The 70 arrived a year after the 50 and 60, with many of the same features. Later it earned two distinctions all its own, and shared others with its year-old brothers.
Originally available with gasoline, "all fuel", or LP-gas engine, it later offered a diesel option. The 70 thus became the first John Deere diesel row-crop tractor.
In its Nebraska test, the 70 Diesel set a new fuel economy record, bettering all previously tested row-crop tractors. In 1954, the 50, 60, and 70 became the first row-crop tractors equipped with optional factory-installed power steering. John Deere engineers achieved this industry first with a system that used built-in hydraulics to control the steering column. This differed from "add-on" systems utilizing externally mounted motors on steering shafts or hydraulic cylinders hooked up to tie rods.
Improvements in equipment control paralleled improvements in tractor power and performance. Case in point: The 801 Hitch, an early weight-transfer hitch that transformed implement draft resistance into downward pressure on tractor drive wheels. It was introduced on 50, 60, and 70 Tractors.
In addition to the row-crop model, the 70 was available as a somewhat unusual standard tractor. More accurately, it was a wheatland tractor built on a row-crop chassis.

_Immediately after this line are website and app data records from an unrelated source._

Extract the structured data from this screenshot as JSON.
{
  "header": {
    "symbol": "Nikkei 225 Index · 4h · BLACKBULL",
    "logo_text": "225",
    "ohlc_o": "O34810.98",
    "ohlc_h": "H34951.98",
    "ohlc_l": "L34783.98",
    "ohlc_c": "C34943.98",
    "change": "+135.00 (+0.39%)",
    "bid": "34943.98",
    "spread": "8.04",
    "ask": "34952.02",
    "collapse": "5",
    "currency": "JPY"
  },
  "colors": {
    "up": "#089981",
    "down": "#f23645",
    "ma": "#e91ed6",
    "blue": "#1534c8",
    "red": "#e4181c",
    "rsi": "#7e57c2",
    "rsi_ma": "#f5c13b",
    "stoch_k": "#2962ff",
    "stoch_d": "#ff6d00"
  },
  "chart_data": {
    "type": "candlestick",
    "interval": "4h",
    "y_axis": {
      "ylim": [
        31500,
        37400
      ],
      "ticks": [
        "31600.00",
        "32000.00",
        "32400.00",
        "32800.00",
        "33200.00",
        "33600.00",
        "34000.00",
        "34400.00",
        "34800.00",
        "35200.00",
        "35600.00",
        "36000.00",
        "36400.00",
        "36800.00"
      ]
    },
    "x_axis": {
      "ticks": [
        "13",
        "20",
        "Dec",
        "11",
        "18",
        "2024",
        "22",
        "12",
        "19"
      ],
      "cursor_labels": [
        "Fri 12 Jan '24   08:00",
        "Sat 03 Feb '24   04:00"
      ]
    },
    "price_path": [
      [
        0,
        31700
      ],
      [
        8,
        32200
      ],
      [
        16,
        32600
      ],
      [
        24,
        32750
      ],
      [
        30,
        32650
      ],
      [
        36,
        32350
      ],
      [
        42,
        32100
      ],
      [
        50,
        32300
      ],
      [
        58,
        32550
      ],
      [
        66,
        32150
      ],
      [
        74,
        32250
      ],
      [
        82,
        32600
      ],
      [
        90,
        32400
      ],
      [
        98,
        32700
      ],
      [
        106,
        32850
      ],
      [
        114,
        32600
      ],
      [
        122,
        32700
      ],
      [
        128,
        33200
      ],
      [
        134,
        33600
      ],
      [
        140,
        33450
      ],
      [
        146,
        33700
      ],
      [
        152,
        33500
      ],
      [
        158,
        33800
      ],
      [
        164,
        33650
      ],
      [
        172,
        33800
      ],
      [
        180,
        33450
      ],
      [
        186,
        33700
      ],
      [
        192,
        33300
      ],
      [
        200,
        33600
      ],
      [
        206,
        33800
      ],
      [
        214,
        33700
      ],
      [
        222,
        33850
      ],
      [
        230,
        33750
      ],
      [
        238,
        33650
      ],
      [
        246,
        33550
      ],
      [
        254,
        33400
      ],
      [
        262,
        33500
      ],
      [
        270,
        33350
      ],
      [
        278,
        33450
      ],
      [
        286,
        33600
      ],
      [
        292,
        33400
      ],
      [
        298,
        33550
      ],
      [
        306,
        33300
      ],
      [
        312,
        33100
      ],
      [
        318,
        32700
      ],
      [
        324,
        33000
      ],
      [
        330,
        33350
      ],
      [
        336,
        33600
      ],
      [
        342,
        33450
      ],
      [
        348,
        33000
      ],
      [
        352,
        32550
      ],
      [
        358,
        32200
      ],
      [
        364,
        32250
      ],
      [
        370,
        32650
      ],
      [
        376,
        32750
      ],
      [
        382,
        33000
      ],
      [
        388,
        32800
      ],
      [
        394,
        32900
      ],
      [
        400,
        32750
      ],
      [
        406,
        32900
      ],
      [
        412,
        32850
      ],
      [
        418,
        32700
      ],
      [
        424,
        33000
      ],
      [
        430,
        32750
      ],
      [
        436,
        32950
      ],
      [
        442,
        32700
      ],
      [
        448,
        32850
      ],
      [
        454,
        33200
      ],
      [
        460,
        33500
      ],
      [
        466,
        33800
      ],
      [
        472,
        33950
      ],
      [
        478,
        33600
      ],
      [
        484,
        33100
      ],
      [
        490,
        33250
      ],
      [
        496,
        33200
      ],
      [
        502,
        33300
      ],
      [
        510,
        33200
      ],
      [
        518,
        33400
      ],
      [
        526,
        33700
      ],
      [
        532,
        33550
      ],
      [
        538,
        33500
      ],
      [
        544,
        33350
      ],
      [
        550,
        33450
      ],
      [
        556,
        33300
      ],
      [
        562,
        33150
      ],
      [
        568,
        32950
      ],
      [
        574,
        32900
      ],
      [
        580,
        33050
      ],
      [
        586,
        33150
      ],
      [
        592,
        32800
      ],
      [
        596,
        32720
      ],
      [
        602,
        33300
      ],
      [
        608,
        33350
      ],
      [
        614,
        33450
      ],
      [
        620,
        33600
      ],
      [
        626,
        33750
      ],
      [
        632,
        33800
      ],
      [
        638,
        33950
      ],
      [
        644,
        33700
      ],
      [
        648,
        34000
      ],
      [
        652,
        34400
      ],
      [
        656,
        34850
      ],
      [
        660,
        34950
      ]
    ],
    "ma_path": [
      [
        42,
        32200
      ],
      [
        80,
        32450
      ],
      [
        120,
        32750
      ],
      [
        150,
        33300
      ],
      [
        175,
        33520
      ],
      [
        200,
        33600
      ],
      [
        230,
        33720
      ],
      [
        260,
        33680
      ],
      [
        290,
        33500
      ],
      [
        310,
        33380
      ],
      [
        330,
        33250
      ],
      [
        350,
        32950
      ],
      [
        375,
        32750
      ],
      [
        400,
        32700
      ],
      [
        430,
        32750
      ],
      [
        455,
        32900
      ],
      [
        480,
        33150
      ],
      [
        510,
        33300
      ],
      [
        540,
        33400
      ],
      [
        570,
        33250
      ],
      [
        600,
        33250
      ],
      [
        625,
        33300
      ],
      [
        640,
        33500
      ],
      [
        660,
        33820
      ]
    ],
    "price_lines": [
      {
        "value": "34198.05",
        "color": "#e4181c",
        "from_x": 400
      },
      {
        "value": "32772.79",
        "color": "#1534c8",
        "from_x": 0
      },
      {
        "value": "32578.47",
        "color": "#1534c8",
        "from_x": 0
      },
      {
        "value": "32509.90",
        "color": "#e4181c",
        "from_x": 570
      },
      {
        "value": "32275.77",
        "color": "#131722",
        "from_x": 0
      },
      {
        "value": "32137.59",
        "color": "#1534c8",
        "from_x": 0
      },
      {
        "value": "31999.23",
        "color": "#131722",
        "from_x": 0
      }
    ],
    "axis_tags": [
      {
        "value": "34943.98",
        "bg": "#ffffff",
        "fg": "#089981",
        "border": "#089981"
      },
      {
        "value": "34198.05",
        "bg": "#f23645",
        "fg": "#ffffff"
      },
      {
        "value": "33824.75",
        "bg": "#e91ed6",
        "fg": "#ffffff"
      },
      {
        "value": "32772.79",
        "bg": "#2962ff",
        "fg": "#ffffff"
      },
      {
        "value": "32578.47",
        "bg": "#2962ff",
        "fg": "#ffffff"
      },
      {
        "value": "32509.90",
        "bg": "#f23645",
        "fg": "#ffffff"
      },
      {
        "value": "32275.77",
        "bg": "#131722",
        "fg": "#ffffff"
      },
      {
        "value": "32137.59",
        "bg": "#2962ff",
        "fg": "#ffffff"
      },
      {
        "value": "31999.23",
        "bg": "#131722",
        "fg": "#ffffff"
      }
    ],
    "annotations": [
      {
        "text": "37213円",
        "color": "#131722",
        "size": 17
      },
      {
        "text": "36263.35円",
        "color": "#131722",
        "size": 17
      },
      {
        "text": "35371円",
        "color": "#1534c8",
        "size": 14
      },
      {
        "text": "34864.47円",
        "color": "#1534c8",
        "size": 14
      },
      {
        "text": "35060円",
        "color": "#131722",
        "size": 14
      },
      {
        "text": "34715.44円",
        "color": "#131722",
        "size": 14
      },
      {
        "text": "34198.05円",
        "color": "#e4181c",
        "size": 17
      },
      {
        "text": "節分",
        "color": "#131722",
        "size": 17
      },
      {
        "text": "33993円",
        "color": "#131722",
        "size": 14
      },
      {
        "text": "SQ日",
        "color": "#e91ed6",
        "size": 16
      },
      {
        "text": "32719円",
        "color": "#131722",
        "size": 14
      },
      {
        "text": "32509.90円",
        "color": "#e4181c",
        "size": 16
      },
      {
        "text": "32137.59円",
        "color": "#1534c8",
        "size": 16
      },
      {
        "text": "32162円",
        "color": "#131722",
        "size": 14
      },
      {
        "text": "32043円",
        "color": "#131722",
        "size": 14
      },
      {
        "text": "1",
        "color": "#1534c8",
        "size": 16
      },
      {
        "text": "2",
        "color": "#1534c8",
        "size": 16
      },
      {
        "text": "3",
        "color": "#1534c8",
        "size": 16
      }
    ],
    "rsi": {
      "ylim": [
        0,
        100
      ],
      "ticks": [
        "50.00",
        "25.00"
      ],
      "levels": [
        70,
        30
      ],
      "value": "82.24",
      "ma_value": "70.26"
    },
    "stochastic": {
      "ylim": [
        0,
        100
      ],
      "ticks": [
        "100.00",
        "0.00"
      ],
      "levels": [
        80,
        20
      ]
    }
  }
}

Fenders and front axle were all that distinguished it from the row-crop model.
The 70 was originally rated at 34.25 drawbar hp and 43.77 belt hp.Copyrightę 2003 Deere & Company Archives